* **WHAT IS BEING ASKED**
Leaving the pictures aside, return all of the data below exactly.

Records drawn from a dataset
╔══

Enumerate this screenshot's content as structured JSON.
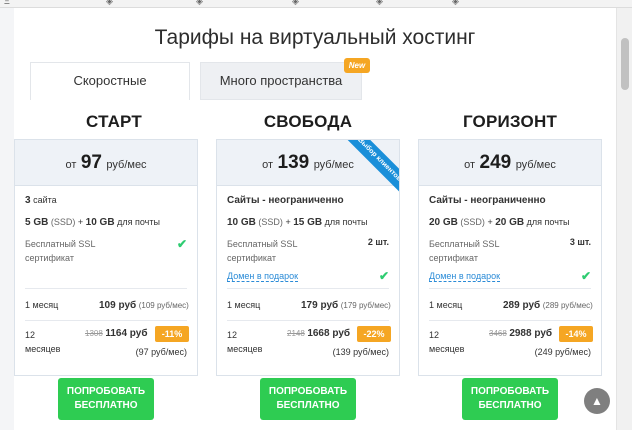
{
  "page": {
    "title": "Тарифы на виртуальный хостинг",
    "tabs": [
      {
        "label": "Скоростные"
      },
      {
        "label": "Много пространства"
      }
    ],
    "new_badge": "New",
    "ribbon": "Выбор клиентов",
    "button_line1": "ПОПРОБОВАТЬ",
    "button_line2": "БЕСПЛАТНО"
  },
  "plans": [
    {
      "name": "СТАРТ",
      "price_prefix": "от",
      "price": "97",
      "price_unit": "руб/мес",
      "sites": "3",
      "sites_label": "сайта",
      "disk": "5 GB",
      "disk_type": "(SSD)",
      "plus": "+",
      "mail": "10 GB",
      "mail_label": "для почты",
      "ssl_label": "Бесплатный SSL сертификат",
      "month_label": "1 месяц",
      "month_price": "109 руб",
      "month_per": "(109 руб/мес)",
      "year_label": "12 месяцев",
      "year_old": "1308",
      "year_price": "1164 руб",
      "year_discount": "-11%",
      "year_per": "(97 руб/мес)"
    },
    {
      "name": "СВОБОДА",
      "price_prefix": "от",
      "price": "139",
      "price_unit": "руб/мес",
      "sites": "Сайты - неограниченно",
      "disk": "10 GB",
      "disk_type": "(SSD)",
      "plus": "+",
      "mail": "15 GB",
      "mail_label": "для почты",
      "ssl_label": "Бесплатный SSL сертификат",
      "ssl_count": "2 шт.",
      "domain_label": "Домен в подарок",
      "month_label": "1 месяц",
      "month_price": "179 руб",
      "month_per": "(179 руб/мес)",
      "year_label": "12 месяцев",
      "year_old": "2148",
      "year_price": "1668 руб",
      "year_discount": "-22%",
      "year_per": "(139 руб/мес)"
    },
    {
      "name": "ГОРИЗОНТ",
      "price_prefix": "от",
      "price": "249",
      "price_unit": "руб/мес",
      "sites": "Сайты - неограниченно",
      "disk": "20 GB",
      "disk_type": "(SSD)",
      "plus": "+",
      "mail": "20 GB",
      "mail_label": "для почты",
      "ssl_label": "Бесплатный SSL сертификат",
      "ssl_count": "3 шт.",
      "domain_label": "Домен в подарок",
      "month_label": "1 месяц",
      "month_price": "289 руб",
      "month_per": "(289 руб/мес)",
      "year_label": "12 месяцев",
      "year_old": "3468",
      "year_price": "2988 руб",
      "year_discount": "-14%",
      "year_per": "(249 руб/мес)"
    }
  ],
  "colors": {
    "accent_green": "#2ecc52",
    "discount_orange": "#f5a623",
    "ribbon_blue": "#1a8fd9",
    "link_blue": "#2a8bd7"
  },
  "icons": {
    "check": "check-icon",
    "scroll_top": "arrow-up-icon"
  }
}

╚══

* **ANSWER BELOW**
Enumerate this screenshot's content as structured JSON.
{
  "page": {
    "title": "Тарифы на виртуальный хостинг",
    "tabs": [
      {
        "label": "Скоростные"
      },
      {
        "label": "Много пространства"
      }
    ],
    "new_badge": "New",
    "ribbon": "Выбор клиентов",
    "button_line1": "ПОПРОБОВАТЬ",
    "button_line2": "БЕСПЛАТНО"
  },
  "plans": [
    {
      "name": "СТАРТ",
      "price_prefix": "от",
      "price": "97",
      "price_unit": "руб/мес",
      "sites": "3",
      "sites_label": "сайта",
      "disk": "5 GB",
      "disk_type": "(SSD)",
      "plus": "+",
      "mail": "10 GB",
      "mail_label": "для почты",
      "ssl_label": "Бесплатный SSL сертификат",
      "month_label": "1 месяц",
      "month_price": "109 руб",
      "month_per": "(109 руб/мес)",
      "year_label": "12 месяцев",
      "year_old": "1308",
      "year_price": "1164 руб",
      "year_discount": "-11%",
      "year_per": "(97 руб/мес)"
    },
    {
      "name": "СВОБОДА",
      "price_prefix": "от",
      "price": "139",
      "price_unit": "руб/мес",
      "sites": "Сайты - неограниченно",
      "disk": "10 GB",
      "disk_type": "(SSD)",
      "plus": "+",
      "mail": "15 GB",
      "mail_label": "для почты",
      "ssl_label": "Бесплатный SSL сертификат",
      "ssl_count": "2 шт.",
      "domain_label": "Домен в подарок",
      "month_label": "1 месяц",
      "month_price": "179 руб",
      "month_per": "(179 руб/мес)",
      "year_label": "12 месяцев",
      "year_old": "2148",
      "year_price": "1668 руб",
      "year_discount": "-22%",
      "year_per": "(139 руб/мес)"
    },
    {
      "name": "ГОРИЗОНТ",
      "price_prefix": "от",
      "price": "249",
      "price_unit": "руб/мес",
      "sites": "Сайты - неограниченно",
      "disk": "20 GB",
      "disk_type": "(SSD)",
      "plus": "+",
      "mail": "20 GB",
      "mail_label": "для почты",
      "ssl_label": "Бесплатный SSL сертификат",
      "ssl_count": "3 шт.",
      "domain_label": "Домен в подарок",
      "month_label": "1 месяц",
      "month_price": "289 руб",
      "month_per": "(289 руб/мес)",
      "year_label": "12 месяцев",
      "year_old": "3468",
      "year_price": "2988 руб",
      "year_discount": "-14%",
      "year_per": "(249 руб/мес)"
    }
  ],
  "colors": {
    "accent_green": "#2ecc52",
    "discount_orange": "#f5a623",
    "ribbon_blue": "#1a8fd9",
    "link_blue": "#2a8bd7"
  },
  "icons": {
    "check": "check-icon",
    "scroll_top": "arrow-up-icon"
  }
}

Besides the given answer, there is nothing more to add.